(Website and app data records)
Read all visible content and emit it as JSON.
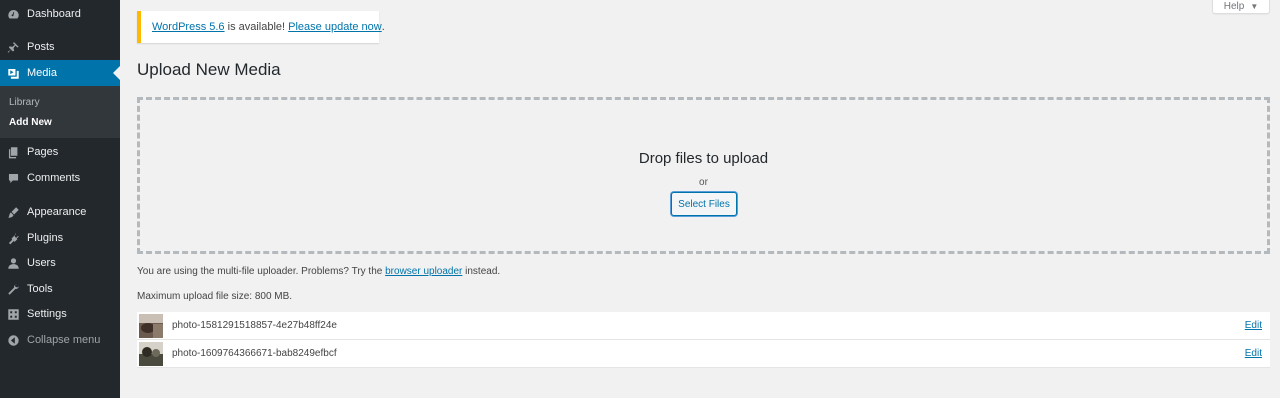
{
  "sidebar": {
    "items": [
      {
        "label": "Dashboard",
        "icon": "dashboard-icon"
      },
      {
        "label": "Posts",
        "icon": "pushpin-icon"
      },
      {
        "label": "Media",
        "icon": "media-icon"
      },
      {
        "label": "Pages",
        "icon": "pages-icon"
      },
      {
        "label": "Comments",
        "icon": "comment-icon"
      },
      {
        "label": "Appearance",
        "icon": "brush-icon"
      },
      {
        "label": "Plugins",
        "icon": "plug-icon"
      },
      {
        "label": "Users",
        "icon": "user-icon"
      },
      {
        "label": "Tools",
        "icon": "wrench-icon"
      },
      {
        "label": "Settings",
        "icon": "settings-icon"
      }
    ],
    "submenu": [
      {
        "label": "Library"
      },
      {
        "label": "Add New"
      }
    ],
    "collapse_label": "Collapse menu",
    "active_color": "#0073aa",
    "background_color": "#23282d"
  },
  "help": {
    "label": "Help",
    "caret": "▼"
  },
  "notice": {
    "version_link": "WordPress 5.6",
    "middle_text": " is available! ",
    "update_link": "Please update now",
    "end_text": ".",
    "border_color": "#ffb900"
  },
  "page_title": "Upload New Media",
  "uploader": {
    "drop_text": "Drop files to upload",
    "or_text": "or",
    "select_button": "Select Files"
  },
  "multi_file_note": {
    "prefix": "You are using the multi-file uploader. Problems? Try the ",
    "link": "browser uploader",
    "suffix": " instead."
  },
  "max_size_text": "Maximum upload file size: 800 MB.",
  "media_items": [
    {
      "filename": "photo-1581291518857-4e27b48ff24e",
      "edit_label": "Edit"
    },
    {
      "filename": "photo-1609764366671-bab8249efbcf",
      "edit_label": "Edit"
    }
  ]
}
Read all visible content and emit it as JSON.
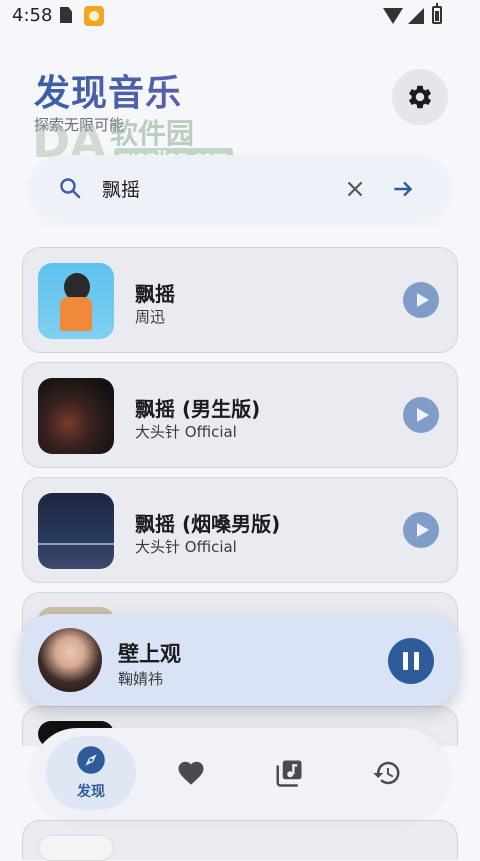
{
  "status_bar": {
    "time": "4:58"
  },
  "header": {
    "title": "发现音乐",
    "subtitle": "探索无限可能"
  },
  "watermark": {
    "text": "软件园",
    "url": "ruanjian.com",
    "logo": "DA"
  },
  "search": {
    "query": "飘摇"
  },
  "songs": [
    {
      "title": "飘摇",
      "artist": "周迅"
    },
    {
      "title": "飘摇 (男生版)",
      "artist": "大头针 Official"
    },
    {
      "title": "飘摇 (烟嗓男版)",
      "artist": "大头针 Official"
    }
  ],
  "now_playing": {
    "title": "壁上观",
    "artist": "鞠婧祎"
  },
  "nav": {
    "items": [
      {
        "label": "发现",
        "active": true
      }
    ]
  },
  "colors": {
    "accent": "#2e5c9a",
    "play_button": "#7f9dc8",
    "card_bg": "#e9ebf1"
  },
  "icons": [
    "gear-icon",
    "search-icon",
    "close-icon",
    "arrow-right-icon",
    "play-icon",
    "pause-icon",
    "compass-icon",
    "heart-icon",
    "music-library-icon",
    "history-icon"
  ]
}
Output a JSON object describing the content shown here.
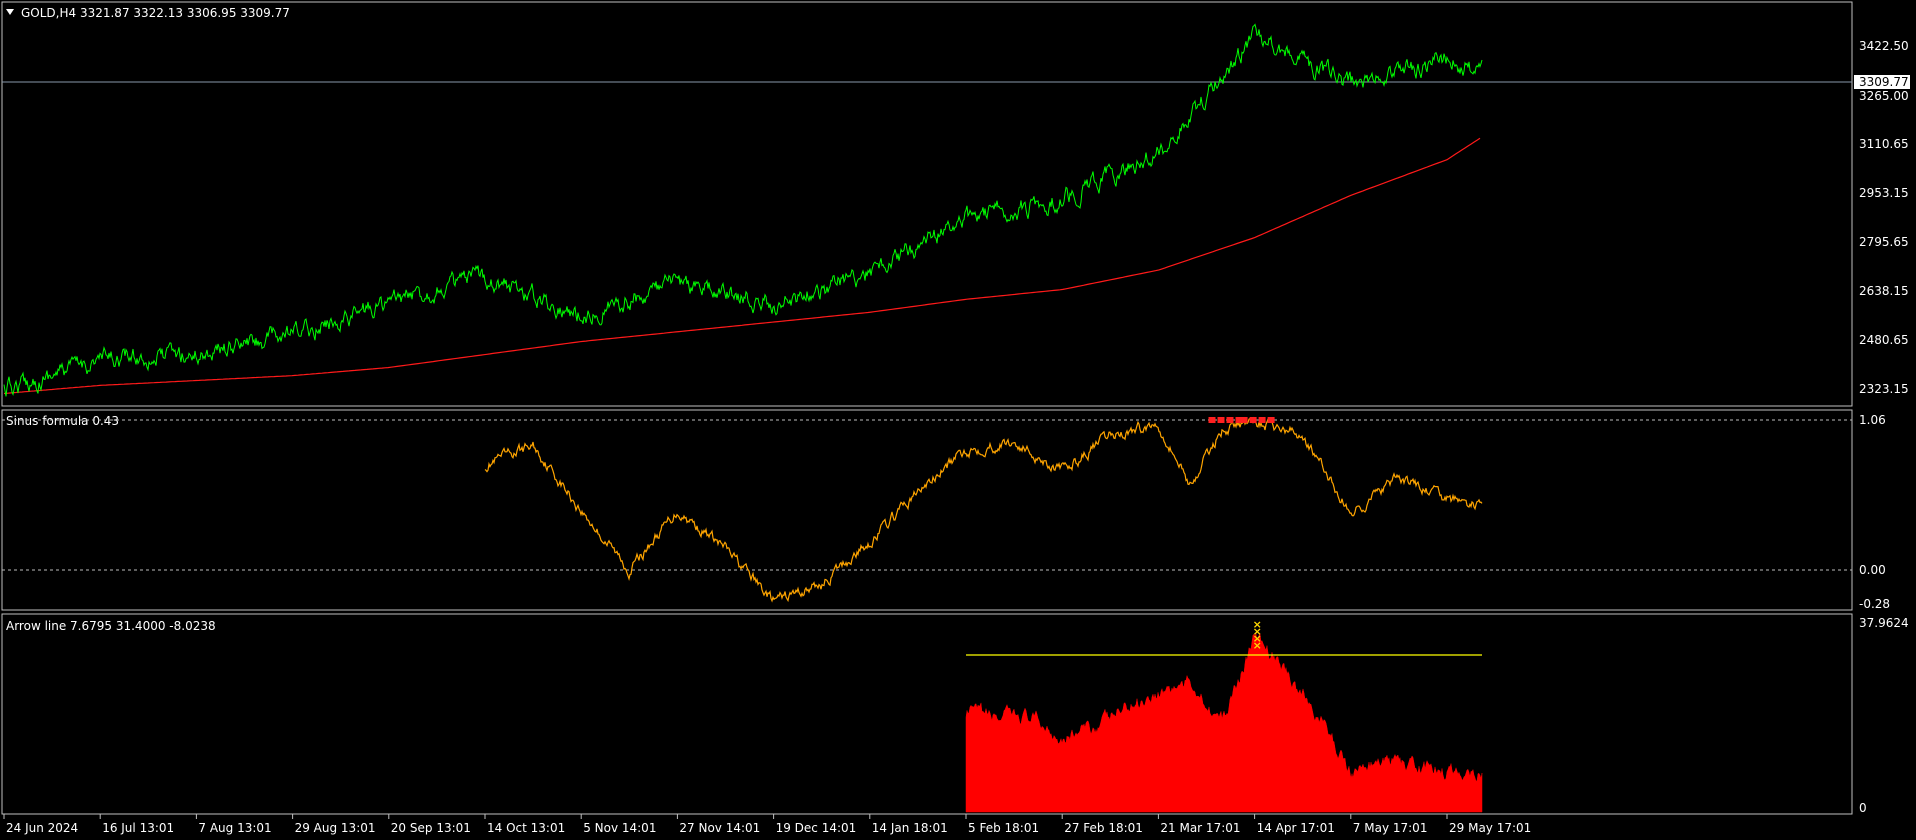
{
  "colors": {
    "background": "#000000",
    "frame": "#c0c0c0",
    "price_line": "#00ff00",
    "moving_average": "#ff1a1a",
    "oscillator": "#ffa500",
    "signal_marks": "#ff2020",
    "histogram": "#ff0000",
    "threshold_line": "#ffff00",
    "arrow_marks": "#ffd700",
    "current_price_box": "#ffffff"
  },
  "main_panel": {
    "header": "GOLD,H4  3321.87 3322.13 3306.95 3309.77",
    "current_price": "3309.77",
    "price_ticks": [
      "3422.50",
      "3265.00",
      "3110.65",
      "2953.15",
      "2795.65",
      "2638.15",
      "2480.65",
      "2323.15"
    ]
  },
  "osc_panel": {
    "header": "Sinus formula 0.43",
    "ticks": [
      "1.06",
      "0.00",
      "-0.28"
    ]
  },
  "hist_panel": {
    "header": "Arrow line 7.6795 31.4000 -8.0238",
    "ticks": [
      "37.9624",
      "0"
    ]
  },
  "time_axis": {
    "labels": [
      "24 Jun 2024",
      "16 Jul 13:01",
      "7 Aug 13:01",
      "29 Aug 13:01",
      "20 Sep 13:01",
      "14 Oct 13:01",
      "5 Nov 14:01",
      "27 Nov 14:01",
      "19 Dec 14:01",
      "14 Jan 18:01",
      "5 Feb 18:01",
      "27 Feb 18:01",
      "21 Mar 17:01",
      "14 Apr 17:01",
      "7 May 17:01",
      "29 May 17:01"
    ]
  },
  "chart_data": [
    {
      "type": "line",
      "ylim": [
        2300,
        3470
      ],
      "x": [
        "24 Jun 2024",
        "16 Jul 13:01",
        "7 Aug 13:01",
        "29 Aug 13:01",
        "20 Sep 13:01",
        "14 Oct 13:01",
        "5 Nov 14:01",
        "27 Nov 14:01",
        "19 Dec 14:01",
        "14 Jan 18:01",
        "5 Feb 18:01",
        "27 Feb 18:01",
        "21 Mar 17:01",
        "14 Apr 17:01",
        "7 May 17:01",
        "29 May 17:01",
        "6 Jun"
      ],
      "series": [
        {
          "values": [
            2330,
            2425,
            2440,
            2500,
            2600,
            2680,
            2560,
            2660,
            2590,
            2690,
            2860,
            2920,
            3060,
            3420,
            3270,
            3350,
            3310
          ]
        },
        {
          "values": [
            2320,
            2345,
            2360,
            2375,
            2400,
            2440,
            2480,
            2510,
            2540,
            2570,
            2610,
            2640,
            2700,
            2800,
            2930,
            3040,
            3110
          ]
        }
      ]
    },
    {
      "type": "line",
      "ylim": [
        -0.3,
        1.1
      ],
      "x": [
        "14 Oct 13:01",
        "24 Oct",
        "5 Nov 14:01",
        "14 Nov",
        "27 Nov 14:01",
        "10 Dec",
        "19 Dec 14:01",
        "2 Jan",
        "14 Jan 18:01",
        "25 Jan",
        "5 Feb 18:01",
        "15 Feb",
        "27 Feb 18:01",
        "10 Mar",
        "21 Mar 17:01",
        "28 Mar",
        "5 Apr",
        "14 Apr 17:01",
        "25 Apr",
        "7 May 17:01",
        "18 May",
        "29 May 17:01",
        "6 Jun"
      ],
      "series": [
        {
          "values": [
            0.74,
            0.88,
            0.42,
            0.0,
            0.42,
            0.15,
            -0.22,
            -0.1,
            0.2,
            0.55,
            0.85,
            0.9,
            0.7,
            0.95,
            1.03,
            0.6,
            1.0,
            1.05,
            0.95,
            0.4,
            0.65,
            0.5,
            0.45
          ]
        },
        {
          "values": [
            null,
            null,
            null,
            null,
            null,
            null,
            null,
            null,
            null,
            null,
            null,
            null,
            null,
            null,
            null,
            null,
            1.06,
            1.06,
            null,
            null,
            null,
            null,
            null
          ]
        }
      ]
    },
    {
      "type": "area",
      "ylim": [
        0,
        38
      ],
      "x": [
        "5 Feb 18:01",
        "12 Feb",
        "20 Feb",
        "27 Feb 18:01",
        "7 Mar",
        "14 Mar",
        "21 Mar 17:01",
        "28 Mar",
        "5 Apr",
        "14 Apr 17:01",
        "22 Apr",
        "1 May",
        "7 May 17:01",
        "14 May",
        "22 May",
        "29 May 17:01",
        "6 Jun"
      ],
      "series": [
        {
          "values": [
            20,
            19,
            19,
            15,
            17,
            21,
            24,
            26,
            18,
            35,
            28,
            19,
            8,
            10,
            9,
            8,
            8
          ]
        },
        {
          "values": [
            31.4,
            31.4,
            31.4,
            31.4,
            31.4,
            31.4,
            31.4,
            31.4,
            31.4,
            31.4,
            31.4,
            31.4,
            31.4,
            31.4,
            31.4,
            31.4,
            31.4
          ]
        }
      ]
    }
  ]
}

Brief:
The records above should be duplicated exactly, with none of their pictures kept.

The answer:
Read all visible content and emit it as JSON.
{
  "sidebar": {
    "items": [
      {
        "label": "Dashboard",
        "icon": "dashboard-icon"
      },
      {
        "label": "Posts",
        "icon": "pushpin-icon"
      },
      {
        "label": "Media",
        "icon": "media-icon"
      },
      {
        "label": "Pages",
        "icon": "pages-icon"
      },
      {
        "label": "Comments",
        "icon": "comment-icon"
      },
      {
        "label": "Appearance",
        "icon": "brush-icon"
      },
      {
        "label": "Plugins",
        "icon": "plug-icon"
      },
      {
        "label": "Users",
        "icon": "user-icon"
      },
      {
        "label": "Tools",
        "icon": "wrench-icon"
      },
      {
        "label": "Settings",
        "icon": "settings-icon"
      }
    ],
    "submenu": [
      {
        "label": "Library"
      },
      {
        "label": "Add New"
      }
    ],
    "collapse_label": "Collapse menu",
    "active_color": "#0073aa",
    "background_color": "#23282d"
  },
  "help": {
    "label": "Help",
    "caret": "▼"
  },
  "notice": {
    "version_link": "WordPress 5.6",
    "middle_text": " is available! ",
    "update_link": "Please update now",
    "end_text": ".",
    "border_color": "#ffb900"
  },
  "page_title": "Upload New Media",
  "uploader": {
    "drop_text": "Drop files to upload",
    "or_text": "or",
    "select_button": "Select Files"
  },
  "multi_file_note": {
    "prefix": "You are using the multi-file uploader. Problems? Try the ",
    "link": "browser uploader",
    "suffix": " instead."
  },
  "max_size_text": "Maximum upload file size: 800 MB.",
  "media_items": [
    {
      "filename": "photo-1581291518857-4e27b48ff24e",
      "edit_label": "Edit"
    },
    {
      "filename": "photo-1609764366671-bab8249efbcf",
      "edit_label": "Edit"
    }
  ]
}
Read all visible content and emit it as JSON.
{
  "status_bar": {
    "time": "4:58"
  },
  "header": {
    "title": "发现音乐",
    "subtitle": "探索无限可能"
  },
  "watermark": {
    "text": "软件园",
    "url": "ruanjian.com",
    "logo": "DA"
  },
  "search": {
    "query": "飘摇"
  },
  "songs": [
    {
      "title": "飘摇",
      "artist": "周迅"
    },
    {
      "title": "飘摇 (男生版)",
      "artist": "大头针 Official"
    },
    {
      "title": "飘摇 (烟嗓男版)",
      "artist": "大头针 Official"
    }
  ],
  "now_playing": {
    "title": "壁上观",
    "artist": "鞠婧祎"
  },
  "nav": {
    "items": [
      {
        "label": "发现",
        "active": true
      }
    ]
  },
  "colors": {
    "accent": "#2e5c9a",
    "play_button": "#7f9dc8",
    "card_bg": "#e9ebf1"
  },
  "icons": [
    "gear-icon",
    "search-icon",
    "close-icon",
    "arrow-right-icon",
    "play-icon",
    "pause-icon",
    "compass-icon",
    "heart-icon",
    "music-library-icon",
    "history-icon"
  ]
}
Output a JSON object describing the content shown here.
{
  "colors": {
    "background": "#000000",
    "frame": "#c0c0c0",
    "price_line": "#00ff00",
    "moving_average": "#ff1a1a",
    "oscillator": "#ffa500",
    "signal_marks": "#ff2020",
    "histogram": "#ff0000",
    "threshold_line": "#ffff00",
    "arrow_marks": "#ffd700",
    "current_price_box": "#ffffff"
  },
  "main_panel": {
    "header": "GOLD,H4  3321.87 3322.13 3306.95 3309.77",
    "current_price": "3309.77",
    "price_ticks": [
      "3422.50",
      "3265.00",
      "3110.65",
      "2953.15",
      "2795.65",
      "2638.15",
      "2480.65",
      "2323.15"
    ]
  },
  "osc_panel": {
    "header": "Sinus formula 0.43",
    "ticks": [
      "1.06",
      "0.00",
      "-0.28"
    ]
  },
  "hist_panel": {
    "header": "Arrow line 7.6795 31.4000 -8.0238",
    "ticks": [
      "37.9624",
      "0"
    ]
  },
  "time_axis": {
    "labels": [
      "24 Jun 2024",
      "16 Jul 13:01",
      "7 Aug 13:01",
      "29 Aug 13:01",
      "20 Sep 13:01",
      "14 Oct 13:01",
      "5 Nov 14:01",
      "27 Nov 14:01",
      "19 Dec 14:01",
      "14 Jan 18:01",
      "5 Feb 18:01",
      "27 Feb 18:01",
      "21 Mar 17:01",
      "14 Apr 17:01",
      "7 May 17:01",
      "29 May 17:01"
    ]
  },
  "chart_data": [
    {
      "type": "line",
      "ylim": [
        2300,
        3470
      ],
      "x": [
        "24 Jun 2024",
        "16 Jul 13:01",
        "7 Aug 13:01",
        "29 Aug 13:01",
        "20 Sep 13:01",
        "14 Oct 13:01",
        "5 Nov 14:01",
        "27 Nov 14:01",
        "19 Dec 14:01",
        "14 Jan 18:01",
        "5 Feb 18:01",
        "27 Feb 18:01",
        "21 Mar 17:01",
        "14 Apr 17:01",
        "7 May 17:01",
        "29 May 17:01",
        "6 Jun"
      ],
      "series": [
        {
          "values": [
            2330,
            2425,
            2440,
            2500,
            2600,
            2680,
            2560,
            2660,
            2590,
            2690,
            2860,
            2920,
            3060,
            3420,
            3270,
            3350,
            3310
          ]
        },
        {
          "values": [
            2320,
            2345,
            2360,
            2375,
            2400,
            2440,
            2480,
            2510,
            2540,
            2570,
            2610,
            2640,
            2700,
            2800,
            2930,
            3040,
            3110
          ]
        }
      ]
    },
    {
      "type": "line",
      "ylim": [
        -0.3,
        1.1
      ],
      "x": [
        "14 Oct 13:01",
        "24 Oct",
        "5 Nov 14:01",
        "14 Nov",
        "27 Nov 14:01",
        "10 Dec",
        "19 Dec 14:01",
        "2 Jan",
        "14 Jan 18:01",
        "25 Jan",
        "5 Feb 18:01",
        "15 Feb",
        "27 Feb 18:01",
        "10 Mar",
        "21 Mar 17:01",
        "28 Mar",
        "5 Apr",
        "14 Apr 17:01",
        "25 Apr",
        "7 May 17:01",
        "18 May",
        "29 May 17:01",
        "6 Jun"
      ],
      "series": [
        {
          "values": [
            0.74,
            0.88,
            0.42,
            0.0,
            0.42,
            0.15,
            -0.22,
            -0.1,
            0.2,
            0.55,
            0.85,
            0.9,
            0.7,
            0.95,
            1.03,
            0.6,
            1.0,
            1.05,
            0.95,
            0.4,
            0.65,
            0.5,
            0.45
          ]
        },
        {
          "values": [
            null,
            null,
            null,
            null,
            null,
            null,
            null,
            null,
            null,
            null,
            null,
            null,
            null,
            null,
            null,
            null,
            1.06,
            1.06,
            null,
            null,
            null,
            null,
            null
          ]
        }
      ]
    },
    {
      "type": "area",
      "ylim": [
        0,
        38
      ],
      "x": [
        "5 Feb 18:01",
        "12 Feb",
        "20 Feb",
        "27 Feb 18:01",
        "7 Mar",
        "14 Mar",
        "21 Mar 17:01",
        "28 Mar",
        "5 Apr",
        "14 Apr 17:01",
        "22 Apr",
        "1 May",
        "7 May 17:01",
        "14 May",
        "22 May",
        "29 May 17:01",
        "6 Jun"
      ],
      "series": [
        {
          "values": [
            20,
            19,
            19,
            15,
            17,
            21,
            24,
            26,
            18,
            35,
            28,
            19,
            8,
            10,
            9,
            8,
            8
          ]
        },
        {
          "values": [
            31.4,
            31.4,
            31.4,
            31.4,
            31.4,
            31.4,
            31.4,
            31.4,
            31.4,
            31.4,
            31.4,
            31.4,
            31.4,
            31.4,
            31.4,
            31.4,
            31.4
          ]
        }
      ]
    }
  ]
}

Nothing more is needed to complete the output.